* _Task objective_: Among the lines below, count those with "screenshot". Give only the number.

* _Supplied material_:
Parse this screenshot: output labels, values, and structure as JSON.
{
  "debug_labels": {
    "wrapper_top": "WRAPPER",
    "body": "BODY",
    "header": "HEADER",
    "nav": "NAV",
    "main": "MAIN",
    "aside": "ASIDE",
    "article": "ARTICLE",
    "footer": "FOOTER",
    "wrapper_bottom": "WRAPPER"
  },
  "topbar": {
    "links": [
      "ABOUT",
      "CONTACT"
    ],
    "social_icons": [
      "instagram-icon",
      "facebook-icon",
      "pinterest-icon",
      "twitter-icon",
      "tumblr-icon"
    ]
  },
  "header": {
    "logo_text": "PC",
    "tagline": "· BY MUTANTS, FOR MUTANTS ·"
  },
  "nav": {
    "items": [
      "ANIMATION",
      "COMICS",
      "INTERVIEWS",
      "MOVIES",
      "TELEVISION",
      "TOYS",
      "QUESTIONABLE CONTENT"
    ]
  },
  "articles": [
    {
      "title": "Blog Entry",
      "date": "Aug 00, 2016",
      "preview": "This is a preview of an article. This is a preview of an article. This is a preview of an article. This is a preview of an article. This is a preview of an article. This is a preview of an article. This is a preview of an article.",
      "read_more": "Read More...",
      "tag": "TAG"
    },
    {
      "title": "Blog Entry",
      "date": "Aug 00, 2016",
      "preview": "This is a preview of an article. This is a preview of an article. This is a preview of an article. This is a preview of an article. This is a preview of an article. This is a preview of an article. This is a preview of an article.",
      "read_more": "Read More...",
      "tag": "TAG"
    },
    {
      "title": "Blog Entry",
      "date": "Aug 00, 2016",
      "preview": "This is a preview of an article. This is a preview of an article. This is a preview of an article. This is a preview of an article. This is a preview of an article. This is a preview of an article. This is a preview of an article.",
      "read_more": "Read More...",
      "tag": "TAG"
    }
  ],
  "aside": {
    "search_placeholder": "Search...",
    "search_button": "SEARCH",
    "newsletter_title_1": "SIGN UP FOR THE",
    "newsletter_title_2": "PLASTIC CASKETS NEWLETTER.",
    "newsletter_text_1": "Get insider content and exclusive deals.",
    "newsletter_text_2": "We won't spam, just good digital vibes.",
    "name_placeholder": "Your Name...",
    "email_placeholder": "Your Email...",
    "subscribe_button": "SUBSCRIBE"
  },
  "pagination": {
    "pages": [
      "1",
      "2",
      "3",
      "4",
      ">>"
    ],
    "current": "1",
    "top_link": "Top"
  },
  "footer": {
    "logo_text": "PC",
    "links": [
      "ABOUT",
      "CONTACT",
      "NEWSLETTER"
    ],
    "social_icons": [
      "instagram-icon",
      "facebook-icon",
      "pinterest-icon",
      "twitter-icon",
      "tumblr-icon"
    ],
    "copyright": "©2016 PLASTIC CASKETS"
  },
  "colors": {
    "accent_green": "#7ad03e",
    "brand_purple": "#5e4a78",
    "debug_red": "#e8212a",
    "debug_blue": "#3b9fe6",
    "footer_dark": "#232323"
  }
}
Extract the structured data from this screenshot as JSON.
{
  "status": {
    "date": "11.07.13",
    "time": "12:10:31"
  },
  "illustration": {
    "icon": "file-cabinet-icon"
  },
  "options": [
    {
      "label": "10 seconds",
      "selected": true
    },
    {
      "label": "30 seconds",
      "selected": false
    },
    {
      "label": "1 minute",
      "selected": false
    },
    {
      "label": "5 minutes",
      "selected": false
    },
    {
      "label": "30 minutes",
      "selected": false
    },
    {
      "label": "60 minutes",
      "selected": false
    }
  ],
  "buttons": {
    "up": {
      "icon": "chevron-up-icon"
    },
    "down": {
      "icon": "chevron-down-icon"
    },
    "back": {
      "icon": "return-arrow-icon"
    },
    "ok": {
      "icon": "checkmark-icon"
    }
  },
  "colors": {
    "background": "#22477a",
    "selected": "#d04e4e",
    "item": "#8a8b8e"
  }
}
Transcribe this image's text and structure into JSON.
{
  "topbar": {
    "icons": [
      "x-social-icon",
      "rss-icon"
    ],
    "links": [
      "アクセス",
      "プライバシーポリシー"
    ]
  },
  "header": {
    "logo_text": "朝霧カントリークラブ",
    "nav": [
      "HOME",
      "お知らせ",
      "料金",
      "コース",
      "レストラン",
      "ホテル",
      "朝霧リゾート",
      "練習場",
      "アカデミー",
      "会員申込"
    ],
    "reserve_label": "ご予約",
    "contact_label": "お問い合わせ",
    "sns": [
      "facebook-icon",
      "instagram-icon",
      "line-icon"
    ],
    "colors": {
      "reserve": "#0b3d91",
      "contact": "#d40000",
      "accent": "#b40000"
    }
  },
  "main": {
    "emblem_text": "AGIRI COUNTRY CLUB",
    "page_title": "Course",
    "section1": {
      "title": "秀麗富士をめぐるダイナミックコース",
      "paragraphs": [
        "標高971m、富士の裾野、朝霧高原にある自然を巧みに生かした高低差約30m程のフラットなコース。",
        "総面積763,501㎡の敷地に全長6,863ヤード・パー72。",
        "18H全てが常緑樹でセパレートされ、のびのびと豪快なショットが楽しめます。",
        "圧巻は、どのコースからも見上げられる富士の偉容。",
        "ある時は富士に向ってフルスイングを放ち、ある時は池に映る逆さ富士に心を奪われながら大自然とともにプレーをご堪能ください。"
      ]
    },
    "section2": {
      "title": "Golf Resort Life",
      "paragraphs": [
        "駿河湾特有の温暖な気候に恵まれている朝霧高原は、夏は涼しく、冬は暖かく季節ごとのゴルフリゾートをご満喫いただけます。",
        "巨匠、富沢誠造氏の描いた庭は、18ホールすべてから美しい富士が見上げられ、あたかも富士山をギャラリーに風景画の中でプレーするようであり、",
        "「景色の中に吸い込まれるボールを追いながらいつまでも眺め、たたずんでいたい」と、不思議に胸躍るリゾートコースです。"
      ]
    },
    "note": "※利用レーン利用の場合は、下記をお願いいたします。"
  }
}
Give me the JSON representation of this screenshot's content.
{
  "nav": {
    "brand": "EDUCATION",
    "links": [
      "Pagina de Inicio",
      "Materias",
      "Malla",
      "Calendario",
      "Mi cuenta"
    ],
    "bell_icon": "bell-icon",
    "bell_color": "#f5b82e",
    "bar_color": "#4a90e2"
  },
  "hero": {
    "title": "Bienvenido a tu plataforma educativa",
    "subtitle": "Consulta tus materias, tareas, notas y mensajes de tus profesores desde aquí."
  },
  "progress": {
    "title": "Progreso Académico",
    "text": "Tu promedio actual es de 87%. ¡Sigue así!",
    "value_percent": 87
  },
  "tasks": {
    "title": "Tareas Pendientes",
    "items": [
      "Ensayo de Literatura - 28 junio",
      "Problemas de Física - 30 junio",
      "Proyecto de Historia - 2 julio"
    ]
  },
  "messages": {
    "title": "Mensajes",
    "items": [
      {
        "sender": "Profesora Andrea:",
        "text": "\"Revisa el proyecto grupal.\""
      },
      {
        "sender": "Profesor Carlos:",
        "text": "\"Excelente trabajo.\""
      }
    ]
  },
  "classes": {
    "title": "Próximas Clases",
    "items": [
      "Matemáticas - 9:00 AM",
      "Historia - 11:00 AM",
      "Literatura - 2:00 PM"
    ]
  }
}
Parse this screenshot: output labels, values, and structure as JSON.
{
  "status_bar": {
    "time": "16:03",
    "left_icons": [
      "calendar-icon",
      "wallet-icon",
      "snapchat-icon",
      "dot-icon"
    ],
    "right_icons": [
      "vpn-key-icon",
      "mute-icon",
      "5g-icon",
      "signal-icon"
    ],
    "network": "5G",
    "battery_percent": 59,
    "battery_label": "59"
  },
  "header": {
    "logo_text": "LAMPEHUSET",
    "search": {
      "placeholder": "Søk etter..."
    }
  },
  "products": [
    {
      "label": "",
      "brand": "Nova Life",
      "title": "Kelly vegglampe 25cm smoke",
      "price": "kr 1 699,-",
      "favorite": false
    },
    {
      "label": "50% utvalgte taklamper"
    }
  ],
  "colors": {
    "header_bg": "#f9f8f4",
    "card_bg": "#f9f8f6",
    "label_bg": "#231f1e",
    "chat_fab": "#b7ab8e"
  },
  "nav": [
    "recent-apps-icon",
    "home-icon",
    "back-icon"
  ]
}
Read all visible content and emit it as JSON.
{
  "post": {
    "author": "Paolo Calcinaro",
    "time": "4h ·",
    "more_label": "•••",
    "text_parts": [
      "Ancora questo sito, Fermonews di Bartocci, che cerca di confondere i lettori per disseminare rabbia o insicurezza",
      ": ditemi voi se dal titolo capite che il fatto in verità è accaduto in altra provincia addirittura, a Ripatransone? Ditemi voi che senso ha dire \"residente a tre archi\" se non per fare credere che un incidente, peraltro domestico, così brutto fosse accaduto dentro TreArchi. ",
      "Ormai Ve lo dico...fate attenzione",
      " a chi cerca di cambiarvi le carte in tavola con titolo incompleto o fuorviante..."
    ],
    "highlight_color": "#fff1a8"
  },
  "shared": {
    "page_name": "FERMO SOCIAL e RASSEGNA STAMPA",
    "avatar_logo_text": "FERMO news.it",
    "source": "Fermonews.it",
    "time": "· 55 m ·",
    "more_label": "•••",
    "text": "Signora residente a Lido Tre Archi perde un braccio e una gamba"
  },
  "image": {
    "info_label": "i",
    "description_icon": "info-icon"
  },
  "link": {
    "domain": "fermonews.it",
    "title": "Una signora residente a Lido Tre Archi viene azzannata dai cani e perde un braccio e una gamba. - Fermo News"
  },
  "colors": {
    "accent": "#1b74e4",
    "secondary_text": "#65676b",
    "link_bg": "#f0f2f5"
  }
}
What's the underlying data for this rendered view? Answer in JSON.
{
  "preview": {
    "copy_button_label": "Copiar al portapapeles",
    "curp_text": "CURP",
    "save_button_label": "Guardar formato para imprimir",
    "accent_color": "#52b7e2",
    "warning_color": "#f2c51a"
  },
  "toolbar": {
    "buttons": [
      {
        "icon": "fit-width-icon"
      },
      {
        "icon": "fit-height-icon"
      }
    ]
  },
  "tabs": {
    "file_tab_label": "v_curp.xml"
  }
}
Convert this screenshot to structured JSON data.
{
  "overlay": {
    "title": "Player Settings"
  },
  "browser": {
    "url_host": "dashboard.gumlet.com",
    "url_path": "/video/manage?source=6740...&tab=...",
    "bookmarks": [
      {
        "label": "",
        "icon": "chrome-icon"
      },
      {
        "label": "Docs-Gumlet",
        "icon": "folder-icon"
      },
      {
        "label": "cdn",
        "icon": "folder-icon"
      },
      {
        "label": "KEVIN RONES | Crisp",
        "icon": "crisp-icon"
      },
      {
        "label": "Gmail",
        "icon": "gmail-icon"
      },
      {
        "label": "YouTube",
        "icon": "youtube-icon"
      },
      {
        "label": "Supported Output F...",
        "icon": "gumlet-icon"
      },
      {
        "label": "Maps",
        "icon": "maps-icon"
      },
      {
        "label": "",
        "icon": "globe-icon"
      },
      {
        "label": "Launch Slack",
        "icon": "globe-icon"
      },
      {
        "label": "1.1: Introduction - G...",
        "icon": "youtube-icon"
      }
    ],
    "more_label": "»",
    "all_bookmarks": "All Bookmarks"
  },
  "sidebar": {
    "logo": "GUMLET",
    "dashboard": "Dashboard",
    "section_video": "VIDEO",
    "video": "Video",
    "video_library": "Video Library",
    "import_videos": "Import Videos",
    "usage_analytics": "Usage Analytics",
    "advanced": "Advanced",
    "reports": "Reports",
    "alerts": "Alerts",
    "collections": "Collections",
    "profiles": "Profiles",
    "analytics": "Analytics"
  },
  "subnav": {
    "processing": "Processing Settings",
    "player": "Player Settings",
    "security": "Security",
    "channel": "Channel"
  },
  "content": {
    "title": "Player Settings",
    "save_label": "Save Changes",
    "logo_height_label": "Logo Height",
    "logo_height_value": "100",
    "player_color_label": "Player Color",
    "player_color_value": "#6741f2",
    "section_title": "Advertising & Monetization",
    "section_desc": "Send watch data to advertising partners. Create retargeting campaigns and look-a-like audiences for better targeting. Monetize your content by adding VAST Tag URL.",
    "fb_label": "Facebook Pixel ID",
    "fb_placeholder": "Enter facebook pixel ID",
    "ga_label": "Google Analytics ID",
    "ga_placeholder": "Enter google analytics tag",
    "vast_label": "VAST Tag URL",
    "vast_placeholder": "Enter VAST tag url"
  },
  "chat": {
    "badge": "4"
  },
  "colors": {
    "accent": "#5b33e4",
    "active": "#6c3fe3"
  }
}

* _Expected answer_: 5